Segment Start: Supplied data

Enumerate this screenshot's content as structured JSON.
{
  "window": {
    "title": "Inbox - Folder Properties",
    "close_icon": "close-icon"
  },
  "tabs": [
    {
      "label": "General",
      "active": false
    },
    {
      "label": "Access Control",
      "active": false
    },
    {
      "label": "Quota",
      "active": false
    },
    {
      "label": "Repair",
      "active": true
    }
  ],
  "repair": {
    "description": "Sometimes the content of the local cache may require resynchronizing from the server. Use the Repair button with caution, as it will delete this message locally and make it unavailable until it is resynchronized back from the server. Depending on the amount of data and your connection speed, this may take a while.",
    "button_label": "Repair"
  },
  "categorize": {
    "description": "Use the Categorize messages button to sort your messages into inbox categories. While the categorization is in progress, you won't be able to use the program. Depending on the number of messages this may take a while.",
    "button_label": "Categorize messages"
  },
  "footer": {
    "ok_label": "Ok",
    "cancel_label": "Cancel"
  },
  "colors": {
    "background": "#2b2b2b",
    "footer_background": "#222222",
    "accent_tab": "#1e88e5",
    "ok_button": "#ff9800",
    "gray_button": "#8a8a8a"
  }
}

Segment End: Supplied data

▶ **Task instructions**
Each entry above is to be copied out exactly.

▶ **Written response**
Enumerate this screenshot's content as structured JSON.
{
  "window": {
    "title": "Inbox - Folder Properties",
    "close_icon": "close-icon"
  },
  "tabs": [
    {
      "label": "General",
      "active": false
    },
    {
      "label": "Access Control",
      "active": false
    },
    {
      "label": "Quota",
      "active": false
    },
    {
      "label": "Repair",
      "active": true
    }
  ],
  "repair": {
    "description": "Sometimes the content of the local cache may require resynchronizing from the server. Use the Repair button with caution, as it will delete this message locally and make it unavailable until it is resynchronized back from the server. Depending on the amount of data and your connection speed, this may take a while.",
    "button_label": "Repair"
  },
  "categorize": {
    "description": "Use the Categorize messages button to sort your messages into inbox categories. While the categorization is in progress, you won't be able to use the program. Depending on the number of messages this may take a while.",
    "button_label": "Categorize messages"
  },
  "footer": {
    "ok_label": "Ok",
    "cancel_label": "Cancel"
  },
  "colors": {
    "background": "#2b2b2b",
    "footer_background": "#222222",
    "accent_tab": "#1e88e5",
    "ok_button": "#ff9800",
    "gray_button": "#8a8a8a"
  }
}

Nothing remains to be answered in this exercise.